The Columbian Exchange also offers us a window on the world of unintended consequences – that is, of historical outcomes that do not appear to have been planned. It reminds us that humans are not all powerful, and that while we may be the dominant species on this planet, nature is a powerful force, and one that we can only sometimes control. This also raises controversial issues of human agency. Some social commentators now argue, for example, that Europeans cannot be blamed for bringing diseases to the New World: no one understood how germs worked – at least not this well – and so Europeans can hardly be blamed for what happened to Indigenous peoples. And yet others argue that while this may well be true, Europeans knew it was happening, took full advantage of the situation, and passed it off as God’s will – a feeble alibi for what remained enormous sins or crimes. Our readings this week take us to some examples of those exchanges where we can pursue some of those questions.

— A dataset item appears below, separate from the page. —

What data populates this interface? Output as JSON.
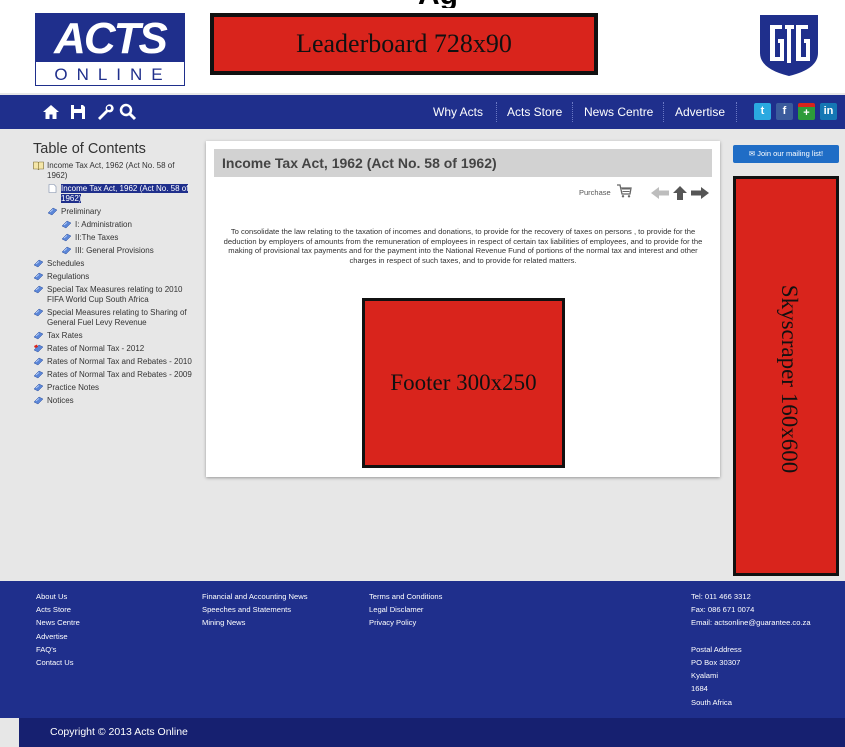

- Excerpt on smallpox epidemic from book 12 of Fray Bernardino de Sahagún, General History of the Things New Spain, in Arthur J. O. Anderson and Charles E. Dibble, eds., The war of conquest: how it was waged here in Mexico: the Aztecs' own story (Salt Lake City, University of Utah, 1978).
- Pierre Biard, “On their Marriages and the Sparseness of Population”, The Jesuit Relations and Allied Documents, volume III, Rueben Gold Thwaites, ed., (Cleveland, 1894), 99-113.

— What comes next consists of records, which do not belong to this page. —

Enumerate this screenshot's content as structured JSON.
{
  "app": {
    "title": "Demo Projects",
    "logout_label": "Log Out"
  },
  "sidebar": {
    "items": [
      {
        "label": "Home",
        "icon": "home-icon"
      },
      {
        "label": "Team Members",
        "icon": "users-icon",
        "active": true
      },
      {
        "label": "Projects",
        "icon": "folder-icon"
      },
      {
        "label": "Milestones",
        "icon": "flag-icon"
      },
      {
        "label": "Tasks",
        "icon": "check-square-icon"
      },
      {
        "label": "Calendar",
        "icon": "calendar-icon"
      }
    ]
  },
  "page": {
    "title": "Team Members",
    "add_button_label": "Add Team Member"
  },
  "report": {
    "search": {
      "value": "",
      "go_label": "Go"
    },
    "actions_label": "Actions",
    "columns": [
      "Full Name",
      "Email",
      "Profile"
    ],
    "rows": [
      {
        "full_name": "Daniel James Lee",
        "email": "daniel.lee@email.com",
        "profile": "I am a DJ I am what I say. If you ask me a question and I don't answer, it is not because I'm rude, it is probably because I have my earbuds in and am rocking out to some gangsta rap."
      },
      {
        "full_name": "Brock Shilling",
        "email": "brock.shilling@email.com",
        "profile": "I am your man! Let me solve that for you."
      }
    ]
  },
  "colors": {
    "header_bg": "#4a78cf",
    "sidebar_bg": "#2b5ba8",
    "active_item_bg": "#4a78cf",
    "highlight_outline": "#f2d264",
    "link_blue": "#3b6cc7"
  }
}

- Amos Adams, A Concise Historical View of the Perils, Hardships, Difficulties, and Discouragements which have Attended the Planting and Progressive Improvements of New-England (Boston, 1769), 9-13.
- Paul Le Jeune describes the Huron response to epidemics, 1638, in Jesuit Relations, volume 15, pp. 37-51.
- Two American reports on "Indian" health from the 19th century: Henry Rowe Schoolcraft, History of the Indian Tribes of the United States: Their Present Condition and Prospects, and a Sketch of Their Ancient Status, 1857. Report of Smallpox in 1837, pp. 486-7; and Thomas S. Williamson, “The Diseases of the Dakota Indians”, Northwestern Medical and Surgical Journal 4 (1874), 418-9.
- Note: Schoolcraft and Williamson are both on the same page.
- Alfred W. Crosby, “Infectious Disease and the Demography of the Atlantic Peoples,” Journal of World History 2:2 (1991), 119-33.
- Interview with Alfred Crosby (if the interview does not show up right away, use the link to go to the Smithsonian site, and then search for "Alfred Crosby")